Formatting function types
A very common way (at least in the base libraries) of formatting function types seems to be this:
hPutBuf :: Handle -- handle to write to -> Ptr a -- address of buffer -> Int -- number of bytes of data in buffer -> IO ()
I remember when I first started learning Haskell, and these many-arrowed functions seemed very strange to me: "Okay, we give it a handle, and get a pointer, and, um, from this we get an int, and from this an action? Er?"
I'd like to interject here for a moment. The way to read a Signature in that style is similar to reading a multiline summation. e.g
hPutBuf :: Handle -> Ptr a -> Int -> IO ()
hPutBuf: Handle + Ptr a + Int ------------- = IO ()

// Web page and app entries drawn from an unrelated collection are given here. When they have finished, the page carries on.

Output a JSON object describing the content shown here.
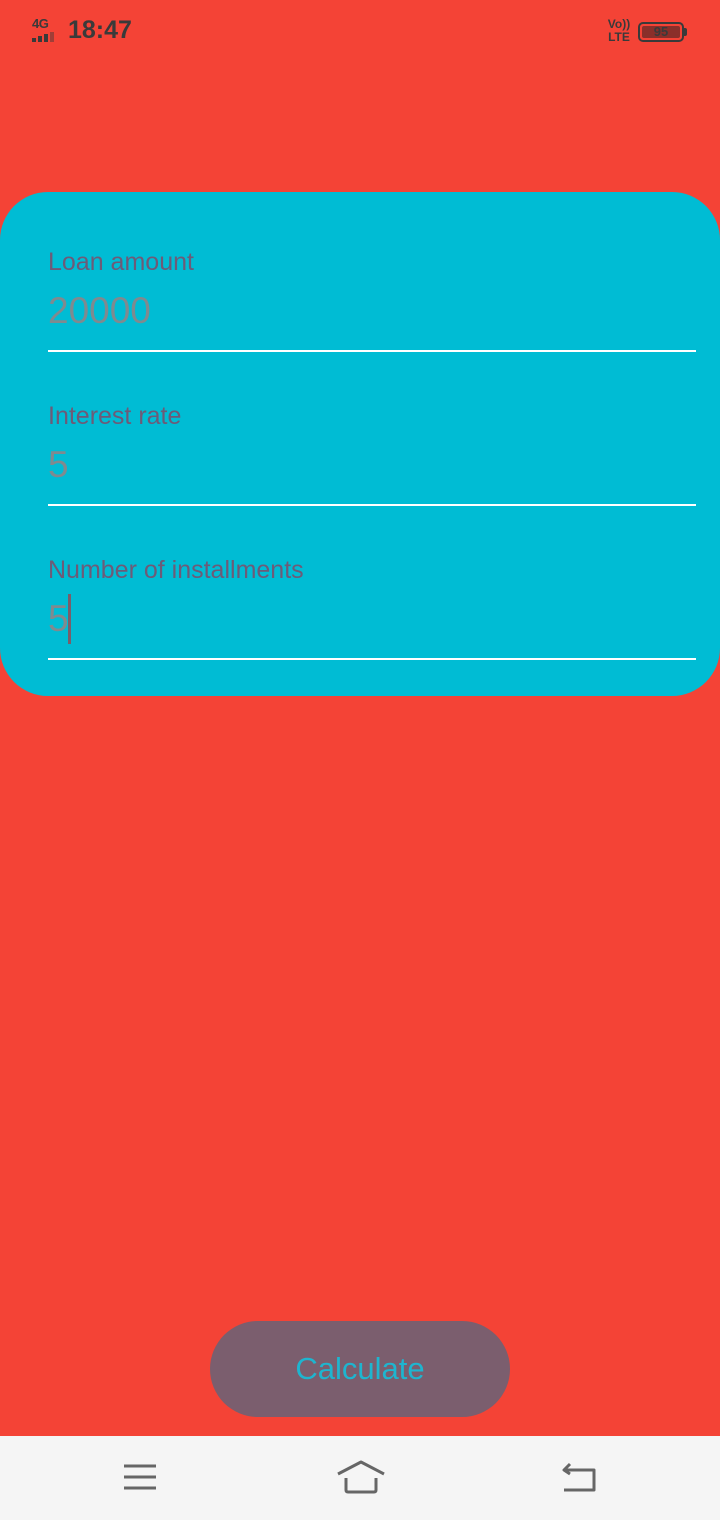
{
  "status_bar": {
    "network": "4G",
    "time": "18:47",
    "volte_top": "Vo))",
    "volte_bottom": "LTE",
    "battery_level": "95"
  },
  "form": {
    "fields": [
      {
        "label": "Loan amount",
        "value": "20000"
      },
      {
        "label": "Interest rate",
        "value": "5"
      },
      {
        "label": "Number of installments",
        "value": "5"
      }
    ]
  },
  "actions": {
    "calculate_label": "Calculate"
  },
  "nav_bar": {
    "icons": [
      "menu-icon",
      "home-icon",
      "back-icon"
    ]
  },
  "colors": {
    "background": "#F44336",
    "card": "#00BCD4",
    "button": "#7B5E6E",
    "button_text": "#1EB5CF",
    "nav_bar": "#F5F5F5"
  }
}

I aggree with the argument, that for beginners it is hard to see what a function returns, but that has to do with currying. A right associative way for defining a function signature would (only in this case and worse in others) be easier to read.
The problem here is that the first parameter has a distinguished look while the other parameters and the return value all look the same. I think that a naive reader is inclined to assume that line breaks are situated at major structural boundaries. Consider two different interpretations of the structure of the type term:
(((Handle (Handle -> Ptr a) ->(Ptr a -> Int) ->(Int -> IO ()) -> IO ())))
Which one looks more natural?
The point of this rant is just this: the aforementioned multi-line formatting style should only be used for left-associative infix operators. For right-associative ones (such as the function arrow), the One True Way is this:
Handle -> Ptr a -> Int -> IO ()
Unfortunately the first (misleading) style is used by Haddock for library documentation and GHC for error reporting.